This year's convention theme, "Rawring 20's" was originally intended for the event scheduled in 2020, which was to celebrate the 100 year anniversary of the "Roaring 20's" era complete with art, dapper costumes and decor. However, due to the pandemic, TTFC along with many other events were forced to postpone. There were many challenges and difficult decisions to be made when planning for the return of furry conventions after what we experienced in 2020. We spent many long hours planning and meeting with various teams, government officials, and our hotel team to ensure attendees not only had the best experience but the safest experience possible
Like many conventions, TTFC implemented a variety of pandemic safety measures, including required mask wearing coupled with vaccine proof or negative test results. The convention took great care in making sure the health of their attendees, staff and guests were priority. Although challenging at first, TTFC's staff came together and sucessfully screened hundreds of guests.
Ian George Stuart Curtis passed away some time in May of 2021. He was one of the founding fathers of the furry fandom in the UK.
Born in December 1946 in Hull, he grew up on Disney cartoons and funny animal comics like Bonzo the Dog and Rupert Bear. By the time he was in his teens, he also developed interests in wargaming, comics, science fiction and fantasy games as well.
While working as a writer for the military press, he travelled to the USA regularly and used his leisure time to frequent the comic book and science fiction conventions there. This was how he met early furry fans like Pauli Kidd and discovered furry fandom. By the 1990s, he was in contact with fans in the US, Australia, and the UK.
Welcome to the September edition of Digging Up Positivity! Currently I am somewhere far far away from my studio, working at my home-con: Eurofurence. And online edition is this very weekend! More info about that later this episode. Also, we will announce the winner of this wonderful T-Shirt and for this month I will give away this lovely limited edition Fursona Thabo pin. And of course, there plenty of other uplifting news too, and lets start with this months’ charities from our lovely fandom!
Charlie, a professional cosplayer that specializes in dressing up in Furry Animal costumes decides to go to the biggest Furry Party of the year with her friends, but the party is soon cut short when she realizes that the party’s host, Leon Fowl known as Lone Wolf, is a murderer who enjoys turning people into real life Furry Animals by sewing the "Fursuit" to his victim’s bodies.

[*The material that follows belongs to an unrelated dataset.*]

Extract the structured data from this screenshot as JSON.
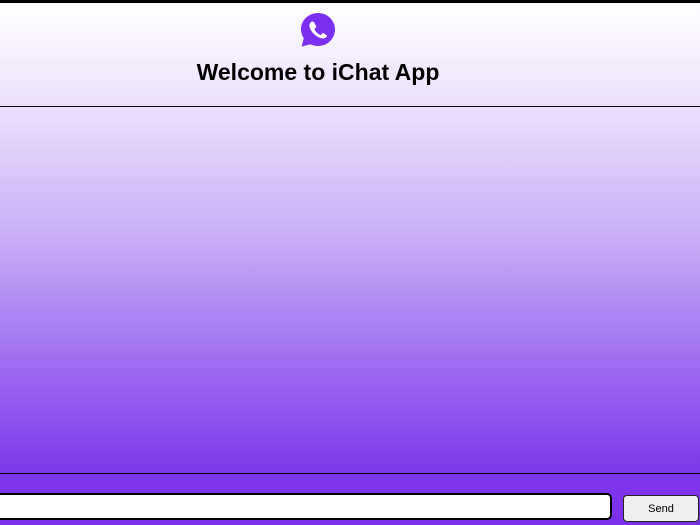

Charlie and her friends are now in a race for their lives to escape the clutches of this madman before it's too late.
Billed as 'a psycho insane crazy furry dream', Lone Wolf comes in at 82 minutes, is rated 16+, and is to be available on VOD platforms October 5. Fursuiters Gabrielle the Red Panda, Kanna the Oppossum, Charlie the Cheetah, and Valentina Lynx are played by Kennedy Wunderle, Alexandra Dustin, Jane Gardner and Victorya Danylko-Petrovskaya.